Caron chipped in 28 points in 134 games as a spare forward in Boston, the last of three straight first-rounders (Zach Hamill, eighth overall in 2007; Joe Colborne, 16th overall in 2008) that didn’t distinguish themselves in Black and Gold.

Loose pucks

Tony Amonte scored 416 goals as a speedy winger, but the Hingham product might have been going a little too hard on the forecheck during an NBC Sports Boston segment after Bruins-Hurricanes Game 6. Noting that Bergeron’s former agent, Kent Hughes, is now Montreal’s GM and that Bergeron “grew up watching the Canadiens,” Amonte claimed Bergeron will finish his career with the Habs. “I’ve heard a little bit,” Amonte said, sounding less than confident in his take. “Rumblings have been going on. People have been talking a little bit.” There’s a better chance Tom Brady finishes his career with the Expos … Bergeron, who grew up in the Quebec City suburb of Charny, was an ardent Nordiques fan as a kid … Bruce Boudreau will return to Vancouver for 2022-23, thanks to a team-held option year. A bit of a raise may have been warranted, given his performance (32-15-10, a 106-point pace) after taking over for Travis Green and the market (Philadelphia, Detroit, the Islanders, and Winnipeg have openings; there are interim coaches in Chicago, Edmonton, Florida, and Montreal; and Dallas’s interest in bringing back Rick Bowness is unclear) … Could see Winnipeg leaning into the hard-to-play-against style of Barry Trotz (who, yes, hails from Dauphin, Manitoba). No team with a vacancy could use Trotz more than the Flyers, who have lost their way … A first-round exit was a stinger for Minnesota, which got seven goals in six games from budding superstar Kirill Kaprizov but couldn’t get past the Blues. Roster-wise, the Wild are in decent shape, with a fair amount of good contracts around Kaprizov (47 goals, 108 points in the regular season). No better example than center Ryan Hartman, who delivered 34 goals and 65 points at a $1.7 million price tag. But GM Bill Guerin might be hamstrung by last offseason’s buyouts of Ryan Suter and Zach Parise, whose combined cap hit jumps to more than $12 million next season (and $14 million in 2024 and ‘25) … Busy offseason for the Premier Hockey Federation, which named Reagan Carey its new commissioner, brought on retired Team USA defender Kacey Bellamy as a scout and player relations liaison, and has seen players sign increasingly healthy contracts (reigning MVP Mikayla Grant-Mentis reportedly inked an $80,000 deal with Buffalo). The league has yet to announce its full plans for expansion, but The Ice Garden reported that Providence (and previously known Montreal) are the new franchises … AEW wrestling star CM Punk, a Chicago Blackhawks superfan, after ESPN’s Greg Wyshynski asked him where he stands on Brad Marchand: “If I stood on Brad Marchand, it would make me 7-foot-2.” Punk, who is listed at 6-1, went on to refer to Marchand as “a legend, a freak, that guy will do anything to win.” … Had forgotten that Pierre McGuire spent this season in the Ottawa front office. The ex-NBC broadcaster, who disappeared from public view as vice president of player development, was dropped by the Senators after one year … Watching the playoffs always brings to mind a favorite quote from former Bruins scout Tom McVie. “You’ve got to go to the net if you want to score,” McVie would say. “Willie Sutton was probably the world’s most famous bank robber. One day someone said, ‘Willie, why do you keep robbing banks?’ And he said, ‘Well, it’s where they keep the money, don’t they?’ ”
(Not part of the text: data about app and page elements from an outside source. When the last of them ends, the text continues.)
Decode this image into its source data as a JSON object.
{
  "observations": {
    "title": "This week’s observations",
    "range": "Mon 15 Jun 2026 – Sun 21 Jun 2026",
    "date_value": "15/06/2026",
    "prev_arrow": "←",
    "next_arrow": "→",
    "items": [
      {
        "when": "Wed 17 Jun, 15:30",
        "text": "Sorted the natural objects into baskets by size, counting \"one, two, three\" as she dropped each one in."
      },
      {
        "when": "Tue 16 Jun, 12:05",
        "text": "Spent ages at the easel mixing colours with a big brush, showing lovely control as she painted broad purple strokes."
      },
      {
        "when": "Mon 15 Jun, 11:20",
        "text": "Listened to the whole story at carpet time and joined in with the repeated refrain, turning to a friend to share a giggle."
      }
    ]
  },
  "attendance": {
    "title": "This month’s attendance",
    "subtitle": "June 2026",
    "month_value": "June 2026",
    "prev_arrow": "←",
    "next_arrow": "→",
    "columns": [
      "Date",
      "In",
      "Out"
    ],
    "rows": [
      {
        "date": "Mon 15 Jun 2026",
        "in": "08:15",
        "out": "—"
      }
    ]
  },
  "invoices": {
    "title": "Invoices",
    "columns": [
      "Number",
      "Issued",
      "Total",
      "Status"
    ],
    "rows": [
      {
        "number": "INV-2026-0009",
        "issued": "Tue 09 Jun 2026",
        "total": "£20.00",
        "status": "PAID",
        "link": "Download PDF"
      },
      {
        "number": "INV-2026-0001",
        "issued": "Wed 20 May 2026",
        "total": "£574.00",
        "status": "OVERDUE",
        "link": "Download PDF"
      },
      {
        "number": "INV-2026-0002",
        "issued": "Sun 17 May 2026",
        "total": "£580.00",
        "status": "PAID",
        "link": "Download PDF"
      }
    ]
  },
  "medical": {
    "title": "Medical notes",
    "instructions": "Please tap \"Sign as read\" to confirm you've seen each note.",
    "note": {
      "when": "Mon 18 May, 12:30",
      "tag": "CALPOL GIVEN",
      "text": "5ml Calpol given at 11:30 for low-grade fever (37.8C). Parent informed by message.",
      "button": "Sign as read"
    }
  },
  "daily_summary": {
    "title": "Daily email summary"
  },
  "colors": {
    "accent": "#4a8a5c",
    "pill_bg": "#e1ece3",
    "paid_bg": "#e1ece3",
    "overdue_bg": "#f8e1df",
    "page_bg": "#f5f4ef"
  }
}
Matt Porter can be reached at matthew.porter@globe.com. Follow him on Twitter: @mattyports.